Global Times describes the law as “unprecedented,” and states that violators may be fined up to RMB 30,000 (US$4,620).
Citizens of mainland China unexpectedly found themselves with unfettered access to Google search late last night, commencing a golden age of censorship-free searching that lasted all of 105 minutes.
For the duration of the film Edward Scissorhands, lasting from 11:30pm on Sunday to 1:15am on Monday morning, Google’s search – but not other services like Gmail or Youtube – was unblocked.
If you’re a smartphone company – even a big, successful one – looking to get into the Chinese market with your own mobile payments system, here’s a piece of advice: don’t.
Over the last month, we’ve seen Apple Pay, Samsung Pay, and even Huawei Pay enter mainland China. There are reports that Xiaomi, ZTE, and Lenovo are working on their own services as well.
Who asked for these? Not ordinary people. Chinese phone owners themselves overwhelmingly use Alipay and WeChat Wallet, created by web giants Alibaba and Tencent, respectively. And for good reason. It’s more than brand loyalty or even convenience – they are genuinely better products than their competitors, with more advanced features and better incentives to keep coming back.
Late last year, Alibaba jumped into the world of print media by buying Hong Kong’s South China Morning Post, and just last week, it was announced that the company’s investment arm is also in talks to invest in Caixin Media, one of mainland China’s most influential news organizations.
Alibaba doesn’t yet have control over either organization, but the past week’s events probably have Jack Ma rethinking the wisdom of those investments.
There are nearly 700 million internet users in China, and they don’t let their connections go to waste. The country is a downloading, WeChatting, ecommercing powerhouse, and it has the statistics to prove it.

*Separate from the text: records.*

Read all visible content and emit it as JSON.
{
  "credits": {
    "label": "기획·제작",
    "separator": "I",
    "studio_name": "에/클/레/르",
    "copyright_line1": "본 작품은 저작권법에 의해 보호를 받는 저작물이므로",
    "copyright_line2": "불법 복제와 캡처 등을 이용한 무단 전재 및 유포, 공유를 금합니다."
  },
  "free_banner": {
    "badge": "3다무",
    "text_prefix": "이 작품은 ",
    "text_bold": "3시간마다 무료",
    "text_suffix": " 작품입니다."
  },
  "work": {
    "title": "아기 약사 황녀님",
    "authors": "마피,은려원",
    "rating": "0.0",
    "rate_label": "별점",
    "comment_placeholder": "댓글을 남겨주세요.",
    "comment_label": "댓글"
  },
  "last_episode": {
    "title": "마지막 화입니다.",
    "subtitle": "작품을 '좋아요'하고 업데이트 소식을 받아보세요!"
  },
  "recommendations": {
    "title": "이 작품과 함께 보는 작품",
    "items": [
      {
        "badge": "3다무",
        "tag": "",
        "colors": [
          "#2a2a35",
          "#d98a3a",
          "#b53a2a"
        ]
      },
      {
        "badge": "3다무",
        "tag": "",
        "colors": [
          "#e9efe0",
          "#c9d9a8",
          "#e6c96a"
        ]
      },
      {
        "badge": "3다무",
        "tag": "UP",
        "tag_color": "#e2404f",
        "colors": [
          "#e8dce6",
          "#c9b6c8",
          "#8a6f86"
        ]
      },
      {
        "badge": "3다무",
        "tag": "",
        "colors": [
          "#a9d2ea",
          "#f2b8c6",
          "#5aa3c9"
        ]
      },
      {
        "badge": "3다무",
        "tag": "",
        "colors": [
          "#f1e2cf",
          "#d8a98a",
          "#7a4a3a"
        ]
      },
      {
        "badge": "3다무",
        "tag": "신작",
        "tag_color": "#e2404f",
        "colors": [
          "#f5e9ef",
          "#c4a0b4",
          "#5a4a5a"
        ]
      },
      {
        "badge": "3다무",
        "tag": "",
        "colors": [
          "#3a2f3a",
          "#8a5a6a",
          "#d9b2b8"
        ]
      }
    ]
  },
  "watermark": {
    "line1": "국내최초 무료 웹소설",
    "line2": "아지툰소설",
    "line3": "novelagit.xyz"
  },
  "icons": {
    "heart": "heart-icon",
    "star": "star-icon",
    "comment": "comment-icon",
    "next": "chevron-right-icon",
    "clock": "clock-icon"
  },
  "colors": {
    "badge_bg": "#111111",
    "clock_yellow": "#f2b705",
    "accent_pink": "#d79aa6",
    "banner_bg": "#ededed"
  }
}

We sorted through the numbers put out by some of China’s biggest internet companies, and brought them down to scale. This is an internet minute in China. The country does in 60 seconds what some would only do over a day, week, or more. Not too shabby.
Uber CEO Travis Kalanick swung by China recently, where he pumped up excitement about his business and touted some impressive stats – figures that his main competitor has a bit of an issue with.
Kalanick’s chief claims were that Uber has “30 or 35 percent market share” in China, and that a principle reason why it’s losing to Didi Kuaidi in mainland China is that Didi is spending massive amounts of money on subsidies to encourage people to become drivers.
“Our best information right now is that Didi is spending US$70 to US$80 million a week on subsidies – that’s US$4 billion a year,” Kalanick said. “Over the last year we have gained significant market share in China and have spent far less than that.”
You don’t have to go back very far in history to find a time when virtually no one in Myanmar had internet access. As recently as 2009, less than one percent of the 50 million people in the country had either a smartphone or home internet access.
But starting in 2011, the country’s tech went into hyperdrive. Between 2011 and 2012, the percentage of people with cellular subscriptions nearly tripled. Between 2012 and today, it has gone up almost nine-fold.
To say that Alibaba invested a lot of money this year wouldn’t really capture the scope of the situation. We’ve moved beyond hundreds-of-millions-of-dollars territory. We’ve even moved out of the single-digit billions.
You don’t throw that kind of money around without having a plan. And judging from the company’s past performance and its stated goals, we reckon these five strategies played into Alibaba’s investment-crazed 2015.